From 1 January 2013, students in New Zealand who entered postgraduate qualifications other than Honours were no longer eligible to receive student allowances. We use individual-level administrative data that includes tertiary enrolment information, student allowance receipt, student loan borrowing, and wage earnings to investigate whether the policy affected students’ choices. We use a student’s allowance receipt as an undergraduate or her borrowing for course fees as a postgraduate to proxy for her counterfactual allowance eligibility. We use this proxy to compare allowance-eligible and allowance-ineligible students who enter an affected postgraduate qualification or an unaffected Honours degree. Although we are not able to cleanly estimate the causal effect of the policy, our results do not suggest that the policy affected the number or type of postgraduate entrants, their choice between part-time and full-time study, the amount of paid work they performed while studying, or their rates of dropping out. However, our results strongly suggest that students who became ineligible for allowances increased their student loan borrowing for living expenses.

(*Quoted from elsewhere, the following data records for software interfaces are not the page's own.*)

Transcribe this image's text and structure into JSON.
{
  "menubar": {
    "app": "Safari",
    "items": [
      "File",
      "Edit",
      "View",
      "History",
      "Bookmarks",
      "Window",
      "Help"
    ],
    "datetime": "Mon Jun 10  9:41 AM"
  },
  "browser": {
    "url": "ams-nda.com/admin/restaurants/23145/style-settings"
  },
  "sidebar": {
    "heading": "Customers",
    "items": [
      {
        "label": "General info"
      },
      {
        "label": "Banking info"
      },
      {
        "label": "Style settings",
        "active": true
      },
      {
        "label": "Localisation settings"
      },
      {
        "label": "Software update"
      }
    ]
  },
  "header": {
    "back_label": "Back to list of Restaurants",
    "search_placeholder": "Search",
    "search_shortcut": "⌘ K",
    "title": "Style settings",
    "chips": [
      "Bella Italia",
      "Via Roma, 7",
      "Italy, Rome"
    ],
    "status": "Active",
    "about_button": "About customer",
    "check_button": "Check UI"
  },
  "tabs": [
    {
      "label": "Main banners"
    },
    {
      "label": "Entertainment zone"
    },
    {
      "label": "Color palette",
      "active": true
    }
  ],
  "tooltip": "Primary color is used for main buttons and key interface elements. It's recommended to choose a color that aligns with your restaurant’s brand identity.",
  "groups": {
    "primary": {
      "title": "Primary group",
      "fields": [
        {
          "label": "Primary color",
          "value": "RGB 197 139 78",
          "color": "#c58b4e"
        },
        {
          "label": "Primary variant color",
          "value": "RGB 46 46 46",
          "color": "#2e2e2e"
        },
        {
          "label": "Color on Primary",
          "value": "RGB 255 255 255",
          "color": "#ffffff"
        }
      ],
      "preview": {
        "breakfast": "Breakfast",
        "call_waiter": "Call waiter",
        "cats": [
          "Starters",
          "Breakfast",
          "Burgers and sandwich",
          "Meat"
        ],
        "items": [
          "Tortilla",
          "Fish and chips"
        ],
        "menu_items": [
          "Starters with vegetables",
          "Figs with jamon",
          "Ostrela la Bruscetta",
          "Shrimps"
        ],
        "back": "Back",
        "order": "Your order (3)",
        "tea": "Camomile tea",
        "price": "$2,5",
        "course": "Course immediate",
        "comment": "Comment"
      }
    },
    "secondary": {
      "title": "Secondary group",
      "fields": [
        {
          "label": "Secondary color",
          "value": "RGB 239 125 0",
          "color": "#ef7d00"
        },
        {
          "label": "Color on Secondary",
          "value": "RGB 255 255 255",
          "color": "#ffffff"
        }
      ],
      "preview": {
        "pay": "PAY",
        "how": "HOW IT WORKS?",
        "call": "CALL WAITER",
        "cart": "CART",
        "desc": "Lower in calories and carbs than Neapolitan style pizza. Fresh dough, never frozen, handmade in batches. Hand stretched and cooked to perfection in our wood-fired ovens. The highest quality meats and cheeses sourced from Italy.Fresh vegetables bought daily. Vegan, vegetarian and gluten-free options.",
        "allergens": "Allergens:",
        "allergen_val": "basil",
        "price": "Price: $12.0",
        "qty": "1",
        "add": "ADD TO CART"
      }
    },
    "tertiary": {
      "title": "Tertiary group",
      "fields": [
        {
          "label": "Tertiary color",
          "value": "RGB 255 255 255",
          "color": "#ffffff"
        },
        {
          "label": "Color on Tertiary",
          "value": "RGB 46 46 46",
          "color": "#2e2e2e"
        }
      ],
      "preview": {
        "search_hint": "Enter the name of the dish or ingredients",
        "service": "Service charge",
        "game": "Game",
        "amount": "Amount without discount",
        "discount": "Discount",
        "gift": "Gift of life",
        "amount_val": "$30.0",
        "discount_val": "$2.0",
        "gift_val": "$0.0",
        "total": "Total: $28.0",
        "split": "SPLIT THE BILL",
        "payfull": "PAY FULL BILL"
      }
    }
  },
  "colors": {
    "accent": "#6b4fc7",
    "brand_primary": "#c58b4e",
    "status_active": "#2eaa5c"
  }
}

Motu Working Paper 18-03
Motu Economic and Public Policy Research Trust and the authors 2018